As has been common in this year’s special elections and last year’s presidential race, the Republican candidate did especially well in rural areas, and ran ahead of his losing numbers in the 2016 gubernatorial race (though also well behind Donald Trump’s performance) in much of the state. He benefited from an overall two-to-one advantage in ad spending, which focused late in the campaign on Quist’s personal financial issues.

The assault incident will make it difficult to derive any clear lessons from the contest, though GOP spin will suggest it kept the Republican candidate from winning more decisively, while Democrats will bemoan their inability to capitalize on the horrifying event thanks to heavy early voting.
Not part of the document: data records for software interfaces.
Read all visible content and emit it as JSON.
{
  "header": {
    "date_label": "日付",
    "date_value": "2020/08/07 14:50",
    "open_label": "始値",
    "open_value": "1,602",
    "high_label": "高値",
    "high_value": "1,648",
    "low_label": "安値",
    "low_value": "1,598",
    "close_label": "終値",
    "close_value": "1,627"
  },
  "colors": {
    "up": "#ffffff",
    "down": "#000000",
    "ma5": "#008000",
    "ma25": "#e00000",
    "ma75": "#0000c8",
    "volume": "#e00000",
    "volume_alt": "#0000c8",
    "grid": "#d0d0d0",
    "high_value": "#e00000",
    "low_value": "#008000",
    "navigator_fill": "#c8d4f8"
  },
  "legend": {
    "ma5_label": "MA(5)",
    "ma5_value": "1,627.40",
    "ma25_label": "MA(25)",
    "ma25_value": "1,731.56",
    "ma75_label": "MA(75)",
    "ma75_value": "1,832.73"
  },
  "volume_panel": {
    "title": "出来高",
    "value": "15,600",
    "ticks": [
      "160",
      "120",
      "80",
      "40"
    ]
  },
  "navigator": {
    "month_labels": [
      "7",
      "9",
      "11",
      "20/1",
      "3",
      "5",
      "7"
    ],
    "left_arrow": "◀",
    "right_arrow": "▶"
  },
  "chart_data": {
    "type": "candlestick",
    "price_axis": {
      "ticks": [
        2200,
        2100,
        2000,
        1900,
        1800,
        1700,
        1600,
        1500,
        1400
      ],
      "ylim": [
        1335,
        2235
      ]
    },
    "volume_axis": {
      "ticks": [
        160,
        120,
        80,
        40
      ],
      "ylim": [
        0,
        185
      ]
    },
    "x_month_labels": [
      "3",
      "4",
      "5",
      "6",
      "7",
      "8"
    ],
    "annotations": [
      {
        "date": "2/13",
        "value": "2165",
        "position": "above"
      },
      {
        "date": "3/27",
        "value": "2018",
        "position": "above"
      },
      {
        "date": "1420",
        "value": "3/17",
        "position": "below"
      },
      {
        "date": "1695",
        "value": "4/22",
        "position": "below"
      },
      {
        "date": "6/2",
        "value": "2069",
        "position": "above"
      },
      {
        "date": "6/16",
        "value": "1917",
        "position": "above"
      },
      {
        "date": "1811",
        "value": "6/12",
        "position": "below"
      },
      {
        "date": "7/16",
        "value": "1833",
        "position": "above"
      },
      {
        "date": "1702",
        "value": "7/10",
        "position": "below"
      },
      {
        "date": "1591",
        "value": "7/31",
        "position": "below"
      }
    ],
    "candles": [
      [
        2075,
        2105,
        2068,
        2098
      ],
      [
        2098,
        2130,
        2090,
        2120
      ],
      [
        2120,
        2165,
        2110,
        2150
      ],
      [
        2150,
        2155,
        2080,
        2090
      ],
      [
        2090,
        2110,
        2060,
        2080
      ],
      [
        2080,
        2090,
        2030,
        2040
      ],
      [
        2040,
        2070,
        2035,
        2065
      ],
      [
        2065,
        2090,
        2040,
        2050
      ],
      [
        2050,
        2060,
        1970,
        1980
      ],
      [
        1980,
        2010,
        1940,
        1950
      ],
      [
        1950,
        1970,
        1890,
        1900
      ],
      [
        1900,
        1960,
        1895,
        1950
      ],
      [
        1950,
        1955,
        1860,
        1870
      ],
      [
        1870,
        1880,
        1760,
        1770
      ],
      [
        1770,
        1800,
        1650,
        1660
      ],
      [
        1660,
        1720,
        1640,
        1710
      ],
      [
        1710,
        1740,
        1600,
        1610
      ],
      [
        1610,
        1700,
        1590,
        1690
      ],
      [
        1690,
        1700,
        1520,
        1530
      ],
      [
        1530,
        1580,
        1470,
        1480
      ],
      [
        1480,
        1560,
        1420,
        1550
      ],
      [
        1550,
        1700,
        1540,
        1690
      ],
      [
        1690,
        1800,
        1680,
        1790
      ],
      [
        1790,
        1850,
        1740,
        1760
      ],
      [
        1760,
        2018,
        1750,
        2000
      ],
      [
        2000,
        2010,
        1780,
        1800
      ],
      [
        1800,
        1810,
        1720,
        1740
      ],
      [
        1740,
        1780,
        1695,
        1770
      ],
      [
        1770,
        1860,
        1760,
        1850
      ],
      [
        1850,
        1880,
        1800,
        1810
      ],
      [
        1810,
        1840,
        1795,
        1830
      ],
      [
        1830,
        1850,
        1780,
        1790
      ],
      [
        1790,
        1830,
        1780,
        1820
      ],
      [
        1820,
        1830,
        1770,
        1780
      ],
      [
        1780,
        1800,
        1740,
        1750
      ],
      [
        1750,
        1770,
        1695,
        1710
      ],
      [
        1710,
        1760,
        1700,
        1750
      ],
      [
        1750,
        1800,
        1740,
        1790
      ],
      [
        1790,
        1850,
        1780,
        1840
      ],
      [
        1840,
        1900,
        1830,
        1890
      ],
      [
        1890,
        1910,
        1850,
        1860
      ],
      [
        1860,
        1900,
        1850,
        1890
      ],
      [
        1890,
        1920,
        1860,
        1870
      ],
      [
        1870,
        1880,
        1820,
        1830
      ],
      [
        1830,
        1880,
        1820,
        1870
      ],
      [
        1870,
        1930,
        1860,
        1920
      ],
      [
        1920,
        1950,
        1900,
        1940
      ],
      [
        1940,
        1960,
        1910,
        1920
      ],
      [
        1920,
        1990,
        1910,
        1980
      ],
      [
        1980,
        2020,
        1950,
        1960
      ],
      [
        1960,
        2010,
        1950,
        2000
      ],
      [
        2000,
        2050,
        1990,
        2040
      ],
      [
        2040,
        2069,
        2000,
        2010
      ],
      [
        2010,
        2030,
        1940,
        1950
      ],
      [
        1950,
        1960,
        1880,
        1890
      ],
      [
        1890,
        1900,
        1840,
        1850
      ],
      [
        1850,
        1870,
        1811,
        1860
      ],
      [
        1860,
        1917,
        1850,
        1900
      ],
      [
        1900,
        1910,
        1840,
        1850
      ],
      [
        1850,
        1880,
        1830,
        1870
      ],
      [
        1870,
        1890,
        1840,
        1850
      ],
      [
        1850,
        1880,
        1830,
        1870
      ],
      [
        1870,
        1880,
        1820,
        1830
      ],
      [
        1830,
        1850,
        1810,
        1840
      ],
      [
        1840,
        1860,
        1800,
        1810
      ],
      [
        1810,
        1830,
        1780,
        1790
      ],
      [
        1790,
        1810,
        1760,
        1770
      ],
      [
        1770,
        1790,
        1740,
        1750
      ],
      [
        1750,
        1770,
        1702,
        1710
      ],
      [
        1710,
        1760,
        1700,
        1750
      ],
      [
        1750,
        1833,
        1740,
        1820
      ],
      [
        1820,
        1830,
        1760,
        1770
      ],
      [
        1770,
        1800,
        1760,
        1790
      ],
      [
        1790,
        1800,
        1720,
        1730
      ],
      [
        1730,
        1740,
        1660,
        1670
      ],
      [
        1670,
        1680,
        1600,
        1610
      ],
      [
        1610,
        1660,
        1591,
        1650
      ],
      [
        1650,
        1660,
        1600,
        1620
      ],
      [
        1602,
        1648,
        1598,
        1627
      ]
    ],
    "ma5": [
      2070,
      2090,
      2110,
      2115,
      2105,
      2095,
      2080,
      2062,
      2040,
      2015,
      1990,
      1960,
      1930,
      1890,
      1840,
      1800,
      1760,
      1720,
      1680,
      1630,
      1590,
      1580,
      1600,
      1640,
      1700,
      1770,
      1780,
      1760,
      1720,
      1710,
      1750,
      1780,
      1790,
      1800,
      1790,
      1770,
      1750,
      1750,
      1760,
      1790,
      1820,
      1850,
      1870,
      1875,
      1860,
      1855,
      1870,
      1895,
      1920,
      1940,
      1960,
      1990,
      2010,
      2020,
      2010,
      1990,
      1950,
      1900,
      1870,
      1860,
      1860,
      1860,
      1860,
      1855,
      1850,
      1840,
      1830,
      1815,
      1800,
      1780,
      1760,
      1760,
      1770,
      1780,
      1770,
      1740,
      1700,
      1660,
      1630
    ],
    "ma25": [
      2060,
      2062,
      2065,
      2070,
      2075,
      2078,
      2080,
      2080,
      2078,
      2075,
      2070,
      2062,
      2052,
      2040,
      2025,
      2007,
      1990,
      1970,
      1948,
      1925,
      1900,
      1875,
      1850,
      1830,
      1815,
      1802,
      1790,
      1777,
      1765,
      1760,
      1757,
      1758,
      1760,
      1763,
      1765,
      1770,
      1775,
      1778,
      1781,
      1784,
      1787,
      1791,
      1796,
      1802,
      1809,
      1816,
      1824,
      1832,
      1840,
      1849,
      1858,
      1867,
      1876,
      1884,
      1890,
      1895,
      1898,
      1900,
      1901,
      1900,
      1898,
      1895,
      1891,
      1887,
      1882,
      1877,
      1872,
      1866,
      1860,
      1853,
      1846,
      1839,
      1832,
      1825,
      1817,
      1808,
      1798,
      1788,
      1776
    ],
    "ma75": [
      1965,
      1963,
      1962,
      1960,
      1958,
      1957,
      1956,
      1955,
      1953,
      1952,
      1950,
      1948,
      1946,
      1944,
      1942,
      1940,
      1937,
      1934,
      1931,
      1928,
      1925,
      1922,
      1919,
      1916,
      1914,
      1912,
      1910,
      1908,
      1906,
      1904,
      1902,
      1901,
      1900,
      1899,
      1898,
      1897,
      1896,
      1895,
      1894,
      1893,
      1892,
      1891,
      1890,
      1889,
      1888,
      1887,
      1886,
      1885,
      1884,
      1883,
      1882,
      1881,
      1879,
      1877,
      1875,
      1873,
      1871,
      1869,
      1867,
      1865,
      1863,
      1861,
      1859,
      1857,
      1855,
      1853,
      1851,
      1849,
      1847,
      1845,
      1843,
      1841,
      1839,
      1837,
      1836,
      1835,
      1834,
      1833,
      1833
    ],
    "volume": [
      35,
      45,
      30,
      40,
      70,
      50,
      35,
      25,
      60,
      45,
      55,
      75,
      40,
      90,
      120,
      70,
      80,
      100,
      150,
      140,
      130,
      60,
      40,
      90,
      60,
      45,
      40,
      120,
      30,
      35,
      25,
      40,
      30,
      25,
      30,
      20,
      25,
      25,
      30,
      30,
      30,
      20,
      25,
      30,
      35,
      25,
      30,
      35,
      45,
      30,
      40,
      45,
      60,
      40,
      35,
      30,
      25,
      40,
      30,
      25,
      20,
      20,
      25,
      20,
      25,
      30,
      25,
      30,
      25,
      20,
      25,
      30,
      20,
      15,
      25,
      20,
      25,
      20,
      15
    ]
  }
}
And both sides can make some legitimate claims to a relatively good outcome: Democrats certainly improved on Hillary Clinton’s 20-point loss in the state last November, while Republicans won a race that seemed to be heavily nationalized at a time when Trump and his party were notably struggling in Washington.

There will be considerable debate within the Donkey Party about Rob Quist’s candidacy. Some will say his personal issues ruined what might have been a successful bid, while others will suggest his performance showed there’s nothing inherently magic about a Bernie Sanders–backed “populist” message. (Sanders campaigned with Quist over the final weekend.) The results will make the June 20 special runoff election to fill a U.S. House seat in Georgia — probably the Democrats’ last best chance for a congressional win this year and already the most expensive House race in history — an even bigger deal.

As for Republicans, they appear to have again dodged a bullet. There is only so much pleasure, however, they can derive from holding onto their own House seats. And they probably won’t look forward with much excitement to welcoming Greg Gianforte to Congress immediately before his June 7 court appearance for misdemeanor assault.

Gianforte Wins Montana Election, Despite Assault Charge